*EXERCISE BRIEF:* Give back all of the records, exactly and completely.

*DATA FOR REVIEW:*
== Segment start ==
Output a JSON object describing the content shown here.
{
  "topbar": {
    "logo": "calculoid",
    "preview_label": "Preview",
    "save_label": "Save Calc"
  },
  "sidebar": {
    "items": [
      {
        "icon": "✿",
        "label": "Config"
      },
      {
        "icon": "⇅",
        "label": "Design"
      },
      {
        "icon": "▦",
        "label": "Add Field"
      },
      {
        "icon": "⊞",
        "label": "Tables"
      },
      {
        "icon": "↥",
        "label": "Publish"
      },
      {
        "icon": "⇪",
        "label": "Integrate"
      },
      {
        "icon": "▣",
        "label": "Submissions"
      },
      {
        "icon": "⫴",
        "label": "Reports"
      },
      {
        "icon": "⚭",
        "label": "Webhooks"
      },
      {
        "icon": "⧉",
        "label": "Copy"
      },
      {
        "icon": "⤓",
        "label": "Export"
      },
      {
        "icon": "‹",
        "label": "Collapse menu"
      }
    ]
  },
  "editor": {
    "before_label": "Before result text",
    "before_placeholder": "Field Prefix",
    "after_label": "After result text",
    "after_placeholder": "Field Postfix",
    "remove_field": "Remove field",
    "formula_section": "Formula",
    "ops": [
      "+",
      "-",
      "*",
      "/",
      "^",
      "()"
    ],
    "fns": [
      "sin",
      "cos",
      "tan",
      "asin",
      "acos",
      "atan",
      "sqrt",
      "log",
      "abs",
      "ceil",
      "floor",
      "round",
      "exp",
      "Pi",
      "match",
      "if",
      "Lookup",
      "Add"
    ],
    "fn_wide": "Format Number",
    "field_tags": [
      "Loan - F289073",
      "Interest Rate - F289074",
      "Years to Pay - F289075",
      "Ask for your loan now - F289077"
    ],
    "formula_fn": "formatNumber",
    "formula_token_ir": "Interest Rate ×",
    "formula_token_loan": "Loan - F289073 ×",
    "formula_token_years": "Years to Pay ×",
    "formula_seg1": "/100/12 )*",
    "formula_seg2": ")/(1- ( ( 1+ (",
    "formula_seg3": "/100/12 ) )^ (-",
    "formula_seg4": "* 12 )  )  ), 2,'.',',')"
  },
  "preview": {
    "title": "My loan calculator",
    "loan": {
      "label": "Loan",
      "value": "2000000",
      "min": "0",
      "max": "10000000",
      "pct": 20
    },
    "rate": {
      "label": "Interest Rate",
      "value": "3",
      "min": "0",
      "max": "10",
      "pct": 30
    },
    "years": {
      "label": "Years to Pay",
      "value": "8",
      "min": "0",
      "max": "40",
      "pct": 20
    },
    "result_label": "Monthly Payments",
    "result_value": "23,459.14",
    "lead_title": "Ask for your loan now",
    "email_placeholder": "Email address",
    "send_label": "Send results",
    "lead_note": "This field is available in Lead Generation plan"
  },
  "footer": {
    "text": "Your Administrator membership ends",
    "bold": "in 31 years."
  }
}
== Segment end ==
*ANSWER SECTION:*
Output a JSON object describing the content shown here.
{
  "topbar": {
    "logo": "calculoid",
    "preview_label": "Preview",
    "save_label": "Save Calc"
  },
  "sidebar": {
    "items": [
      {
        "icon": "✿",
        "label": "Config"
      },
      {
        "icon": "⇅",
        "label": "Design"
      },
      {
        "icon": "▦",
        "label": "Add Field"
      },
      {
        "icon": "⊞",
        "label": "Tables"
      },
      {
        "icon": "↥",
        "label": "Publish"
      },
      {
        "icon": "⇪",
        "label": "Integrate"
      },
      {
        "icon": "▣",
        "label": "Submissions"
      },
      {
        "icon": "⫴",
        "label": "Reports"
      },
      {
        "icon": "⚭",
        "label": "Webhooks"
      },
      {
        "icon": "⧉",
        "label": "Copy"
      },
      {
        "icon": "⤓",
        "label": "Export"
      },
      {
        "icon": "‹",
        "label": "Collapse menu"
      }
    ]
  },
  "editor": {
    "before_label": "Before result text",
    "before_placeholder": "Field Prefix",
    "after_label": "After result text",
    "after_placeholder": "Field Postfix",
    "remove_field": "Remove field",
    "formula_section": "Formula",
    "ops": [
      "+",
      "-",
      "*",
      "/",
      "^",
      "()"
    ],
    "fns": [
      "sin",
      "cos",
      "tan",
      "asin",
      "acos",
      "atan",
      "sqrt",
      "log",
      "abs",
      "ceil",
      "floor",
      "round",
      "exp",
      "Pi",
      "match",
      "if",
      "Lookup",
      "Add"
    ],
    "fn_wide": "Format Number",
    "field_tags": [
      "Loan - F289073",
      "Interest Rate - F289074",
      "Years to Pay - F289075",
      "Ask for your loan now - F289077"
    ],
    "formula_fn": "formatNumber",
    "formula_token_ir": "Interest Rate ×",
    "formula_token_loan": "Loan - F289073 ×",
    "formula_token_years": "Years to Pay ×",
    "formula_seg1": "/100/12 )*",
    "formula_seg2": ")/(1- ( ( 1+ (",
    "formula_seg3": "/100/12 ) )^ (-",
    "formula_seg4": "* 12 )  )  ), 2,'.',',')"
  },
  "preview": {
    "title": "My loan calculator",
    "loan": {
      "label": "Loan",
      "value": "2000000",
      "min": "0",
      "max": "10000000",
      "pct": 20
    },
    "rate": {
      "label": "Interest Rate",
      "value": "3",
      "min": "0",
      "max": "10",
      "pct": 30
    },
    "years": {
      "label": "Years to Pay",
      "value": "8",
      "min": "0",
      "max": "40",
      "pct": 20
    },
    "result_label": "Monthly Payments",
    "result_value": "23,459.14",
    "lead_title": "Ask for your loan now",
    "email_placeholder": "Email address",
    "send_label": "Send results",
    "lead_note": "This field is available in Lead Generation plan"
  },
  "footer": {
    "text": "Your Administrator membership ends",
    "bold": "in 31 years."
  }
}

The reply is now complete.